(Element data from apps and pages)
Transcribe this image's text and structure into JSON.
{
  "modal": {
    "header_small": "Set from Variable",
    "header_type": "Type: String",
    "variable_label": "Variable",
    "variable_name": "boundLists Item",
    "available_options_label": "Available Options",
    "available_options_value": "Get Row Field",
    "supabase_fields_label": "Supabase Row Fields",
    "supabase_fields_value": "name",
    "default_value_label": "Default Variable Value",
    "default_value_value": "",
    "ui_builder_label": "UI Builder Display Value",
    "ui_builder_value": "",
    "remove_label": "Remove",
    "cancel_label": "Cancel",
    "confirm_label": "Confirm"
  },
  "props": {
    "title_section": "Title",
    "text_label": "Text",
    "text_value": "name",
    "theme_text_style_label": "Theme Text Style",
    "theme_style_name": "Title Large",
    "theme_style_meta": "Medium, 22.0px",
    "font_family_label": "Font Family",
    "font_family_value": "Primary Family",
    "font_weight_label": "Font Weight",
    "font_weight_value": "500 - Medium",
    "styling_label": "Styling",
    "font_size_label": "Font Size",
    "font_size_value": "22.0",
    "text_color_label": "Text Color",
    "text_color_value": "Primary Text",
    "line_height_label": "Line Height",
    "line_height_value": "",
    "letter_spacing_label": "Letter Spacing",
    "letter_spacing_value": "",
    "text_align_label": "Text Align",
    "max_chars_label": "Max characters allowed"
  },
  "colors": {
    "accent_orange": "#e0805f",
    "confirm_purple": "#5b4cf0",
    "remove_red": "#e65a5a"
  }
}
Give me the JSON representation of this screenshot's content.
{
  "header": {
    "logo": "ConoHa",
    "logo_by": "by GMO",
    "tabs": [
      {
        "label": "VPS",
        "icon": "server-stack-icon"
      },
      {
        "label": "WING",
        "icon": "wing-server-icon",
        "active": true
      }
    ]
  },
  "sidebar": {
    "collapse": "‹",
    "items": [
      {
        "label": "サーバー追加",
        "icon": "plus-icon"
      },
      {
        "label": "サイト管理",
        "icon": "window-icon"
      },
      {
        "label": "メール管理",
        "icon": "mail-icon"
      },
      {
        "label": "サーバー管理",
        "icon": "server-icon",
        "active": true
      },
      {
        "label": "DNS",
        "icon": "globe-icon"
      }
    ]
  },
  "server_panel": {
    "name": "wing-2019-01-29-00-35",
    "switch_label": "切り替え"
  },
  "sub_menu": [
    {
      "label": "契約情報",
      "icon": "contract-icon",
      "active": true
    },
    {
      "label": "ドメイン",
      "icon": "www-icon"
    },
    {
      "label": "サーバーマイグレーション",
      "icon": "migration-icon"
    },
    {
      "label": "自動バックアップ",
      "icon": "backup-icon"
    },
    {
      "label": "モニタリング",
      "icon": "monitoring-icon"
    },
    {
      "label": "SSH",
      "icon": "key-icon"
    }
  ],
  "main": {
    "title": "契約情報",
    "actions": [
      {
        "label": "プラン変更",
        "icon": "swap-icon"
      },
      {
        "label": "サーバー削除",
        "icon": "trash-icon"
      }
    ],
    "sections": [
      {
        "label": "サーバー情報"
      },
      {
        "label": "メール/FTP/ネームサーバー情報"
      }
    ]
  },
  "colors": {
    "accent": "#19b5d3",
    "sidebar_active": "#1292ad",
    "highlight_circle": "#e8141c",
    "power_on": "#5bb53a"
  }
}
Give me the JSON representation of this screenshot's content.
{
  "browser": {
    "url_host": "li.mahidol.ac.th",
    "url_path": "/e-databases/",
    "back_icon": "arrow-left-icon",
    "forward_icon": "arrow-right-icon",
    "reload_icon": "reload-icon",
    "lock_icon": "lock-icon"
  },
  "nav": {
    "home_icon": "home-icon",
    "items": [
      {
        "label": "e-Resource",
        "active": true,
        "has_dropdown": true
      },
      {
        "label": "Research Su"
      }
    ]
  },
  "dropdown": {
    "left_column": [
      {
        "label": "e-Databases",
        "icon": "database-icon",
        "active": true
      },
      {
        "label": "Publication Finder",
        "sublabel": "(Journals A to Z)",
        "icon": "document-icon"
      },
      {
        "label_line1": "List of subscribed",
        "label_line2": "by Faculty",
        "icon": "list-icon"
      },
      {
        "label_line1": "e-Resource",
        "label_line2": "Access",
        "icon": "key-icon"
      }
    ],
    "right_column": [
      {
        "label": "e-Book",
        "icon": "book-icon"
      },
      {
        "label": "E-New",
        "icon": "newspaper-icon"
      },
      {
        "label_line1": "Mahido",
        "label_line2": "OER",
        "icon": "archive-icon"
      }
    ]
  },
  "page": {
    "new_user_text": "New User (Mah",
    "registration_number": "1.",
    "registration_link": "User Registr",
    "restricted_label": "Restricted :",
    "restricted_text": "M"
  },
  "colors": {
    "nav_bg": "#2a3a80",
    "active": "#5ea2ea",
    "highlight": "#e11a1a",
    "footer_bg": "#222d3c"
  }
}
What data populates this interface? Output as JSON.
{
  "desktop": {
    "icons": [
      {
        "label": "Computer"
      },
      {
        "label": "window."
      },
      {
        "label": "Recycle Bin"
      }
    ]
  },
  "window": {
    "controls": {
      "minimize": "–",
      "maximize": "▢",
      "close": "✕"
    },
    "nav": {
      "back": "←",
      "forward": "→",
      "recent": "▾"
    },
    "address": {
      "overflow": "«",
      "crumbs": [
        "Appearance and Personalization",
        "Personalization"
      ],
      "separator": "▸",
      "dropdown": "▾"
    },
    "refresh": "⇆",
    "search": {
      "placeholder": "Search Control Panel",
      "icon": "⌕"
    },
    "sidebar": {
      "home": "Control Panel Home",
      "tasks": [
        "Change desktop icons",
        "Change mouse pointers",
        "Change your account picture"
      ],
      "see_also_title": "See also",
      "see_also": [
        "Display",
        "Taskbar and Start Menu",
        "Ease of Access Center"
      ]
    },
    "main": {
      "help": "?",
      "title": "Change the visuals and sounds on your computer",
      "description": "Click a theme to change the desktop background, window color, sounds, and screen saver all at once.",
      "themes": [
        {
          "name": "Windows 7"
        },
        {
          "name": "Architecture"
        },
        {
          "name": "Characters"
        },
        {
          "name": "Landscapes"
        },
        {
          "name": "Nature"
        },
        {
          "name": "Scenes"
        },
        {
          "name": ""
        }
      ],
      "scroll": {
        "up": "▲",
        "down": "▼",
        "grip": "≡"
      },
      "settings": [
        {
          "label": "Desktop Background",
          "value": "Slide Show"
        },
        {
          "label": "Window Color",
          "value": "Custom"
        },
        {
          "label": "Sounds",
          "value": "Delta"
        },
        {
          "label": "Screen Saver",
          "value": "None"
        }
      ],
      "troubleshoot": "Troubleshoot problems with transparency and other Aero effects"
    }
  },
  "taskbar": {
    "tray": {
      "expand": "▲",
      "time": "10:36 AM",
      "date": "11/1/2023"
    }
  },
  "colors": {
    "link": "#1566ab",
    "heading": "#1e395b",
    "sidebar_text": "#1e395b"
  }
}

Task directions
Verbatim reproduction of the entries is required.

Answer to this exercise
Transcribe this image's text and structure into JSON.
{
  "modal": {
    "header_small": "Set from Variable",
    "header_type": "Type: String",
    "variable_label": "Variable",
    "variable_name": "boundLists Item",
    "available_options_label": "Available Options",
    "available_options_value": "Get Row Field",
    "supabase_fields_label": "Supabase Row Fields",
    "supabase_fields_value": "name",
    "default_value_label": "Default Variable Value",
    "default_value_value": "",
    "ui_builder_label": "UI Builder Display Value",
    "ui_builder_value": "",
    "remove_label": "Remove",
    "cancel_label": "Cancel",
    "confirm_label": "Confirm"
  },
  "props": {
    "title_section": "Title",
    "text_label": "Text",
    "text_value": "name",
    "theme_text_style_label": "Theme Text Style",
    "theme_style_name": "Title Large",
    "theme_style_meta": "Medium, 22.0px",
    "font_family_label": "Font Family",
    "font_family_value": "Primary Family",
    "font_weight_label": "Font Weight",
    "font_weight_value": "500 - Medium",
    "styling_label": "Styling",
    "font_size_label": "Font Size",
    "font_size_value": "22.0",
    "text_color_label": "Text Color",
    "text_color_value": "Primary Text",
    "line_height_label": "Line Height",
    "line_height_value": "",
    "letter_spacing_label": "Letter Spacing",
    "letter_spacing_value": "",
    "text_align_label": "Text Align",
    "max_chars_label": "Max characters allowed"
  },
  "colors": {
    "accent_orange": "#e0805f",
    "confirm_purple": "#5b4cf0",
    "remove_red": "#e65a5a"
  }
}
Give me the JSON representation of this screenshot's content.
{
  "header": {
    "logo": "ConoHa",
    "logo_by": "by GMO",
    "tabs": [
      {
        "label": "VPS",
        "icon": "server-stack-icon"
      },
      {
        "label": "WING",
        "icon": "wing-server-icon",
        "active": true
      }
    ]
  },
  "sidebar": {
    "collapse": "‹",
    "items": [
      {
        "label": "サーバー追加",
        "icon": "plus-icon"
      },
      {
        "label": "サイト管理",
        "icon": "window-icon"
      },
      {
        "label": "メール管理",
        "icon": "mail-icon"
      },
      {
        "label": "サーバー管理",
        "icon": "server-icon",
        "active": true
      },
      {
        "label": "DNS",
        "icon": "globe-icon"
      }
    ]
  },
  "server_panel": {
    "name": "wing-2019-01-29-00-35",
    "switch_label": "切り替え"
  },
  "sub_menu": [
    {
      "label": "契約情報",
      "icon": "contract-icon",
      "active": true
    },
    {
      "label": "ドメイン",
      "icon": "www-icon"
    },
    {
      "label": "サーバーマイグレーション",
      "icon": "migration-icon"
    },
    {
      "label": "自動バックアップ",
      "icon": "backup-icon"
    },
    {
      "label": "モニタリング",
      "icon": "monitoring-icon"
    },
    {
      "label": "SSH",
      "icon": "key-icon"
    }
  ],
  "main": {
    "title": "契約情報",
    "actions": [
      {
        "label": "プラン変更",
        "icon": "swap-icon"
      },
      {
        "label": "サーバー削除",
        "icon": "trash-icon"
      }
    ],
    "sections": [
      {
        "label": "サーバー情報"
      },
      {
        "label": "メール/FTP/ネームサーバー情報"
      }
    ]
  },
  "colors": {
    "accent": "#19b5d3",
    "sidebar_active": "#1292ad",
    "highlight_circle": "#e8141c",
    "power_on": "#5bb53a"
  }
}
Give me the JSON representation of this screenshot's content.
{
  "browser": {
    "url_host": "li.mahidol.ac.th",
    "url_path": "/e-databases/",
    "back_icon": "arrow-left-icon",
    "forward_icon": "arrow-right-icon",
    "reload_icon": "reload-icon",
    "lock_icon": "lock-icon"
  },
  "nav": {
    "home_icon": "home-icon",
    "items": [
      {
        "label": "e-Resource",
        "active": true,
        "has_dropdown": true
      },
      {
        "label": "Research Su"
      }
    ]
  },
  "dropdown": {
    "left_column": [
      {
        "label": "e-Databases",
        "icon": "database-icon",
        "active": true
      },
      {
        "label": "Publication Finder",
        "sublabel": "(Journals A to Z)",
        "icon": "document-icon"
      },
      {
        "label_line1": "List of subscribed",
        "label_line2": "by Faculty",
        "icon": "list-icon"
      },
      {
        "label_line1": "e-Resource",
        "label_line2": "Access",
        "icon": "key-icon"
      }
    ],
    "right_column": [
      {
        "label": "e-Book",
        "icon": "book-icon"
      },
      {
        "label": "E-New",
        "icon": "newspaper-icon"
      },
      {
        "label_line1": "Mahido",
        "label_line2": "OER",
        "icon": "archive-icon"
      }
    ]
  },
  "page": {
    "new_user_text": "New User (Mah",
    "registration_number": "1.",
    "registration_link": "User Registr",
    "restricted_label": "Restricted :",
    "restricted_text": "M"
  },
  "colors": {
    "nav_bg": "#2a3a80",
    "active": "#5ea2ea",
    "highlight": "#e11a1a",
    "footer_bg": "#222d3c"
  }
}
What data populates this interface? Output as JSON.
{
  "desktop": {
    "icons": [
      {
        "label": "Computer"
      },
      {
        "label": "window."
      },
      {
        "label": "Recycle Bin"
      }
    ]
  },
  "window": {
    "controls": {
      "minimize": "–",
      "maximize": "▢",
      "close": "✕"
    },
    "nav": {
      "back": "←",
      "forward": "→",
      "recent": "▾"
    },
    "address": {
      "overflow": "«",
      "crumbs": [
        "Appearance and Personalization",
        "Personalization"
      ],
      "separator": "▸",
      "dropdown": "▾"
    },
    "refresh": "⇆",
    "search": {
      "placeholder": "Search Control Panel",
      "icon": "⌕"
    },
    "sidebar": {
      "home": "Control Panel Home",
      "tasks": [
        "Change desktop icons",
        "Change mouse pointers",
        "Change your account picture"
      ],
      "see_also_title": "See also",
      "see_also": [
        "Display",
        "Taskbar and Start Menu",
        "Ease of Access Center"
      ]
    },
    "main": {
      "help": "?",
      "title": "Change the visuals and sounds on your computer",
      "description": "Click a theme to change the desktop background, window color, sounds, and screen saver all at once.",
      "themes": [
        {
          "name": "Windows 7"
        },
        {
          "name": "Architecture"
        },
        {
          "name": "Characters"
        },
        {
          "name": "Landscapes"
        },
        {
          "name": "Nature"
        },
        {
          "name": "Scenes"
        },
        {
          "name": ""
        }
      ],
      "scroll": {
        "up": "▲",
        "down": "▼",
        "grip": "≡"
      },
      "settings": [
        {
          "label": "Desktop Background",
          "value": "Slide Show"
        },
        {
          "label": "Window Color",
          "value": "Custom"
        },
        {
          "label": "Sounds",
          "value": "Delta"
        },
        {
          "label": "Screen Saver",
          "value": "None"
        }
      ],
      "troubleshoot": "Troubleshoot problems with transparency and other Aero effects"
    }
  },
  "taskbar": {
    "tray": {
      "expand": "▲",
      "time": "10:36 AM",
      "date": "11/1/2023"
    }
  },
  "colors": {
    "link": "#1566ab",
    "heading": "#1e395b",
    "sidebar_text": "#1e395b"
  }
}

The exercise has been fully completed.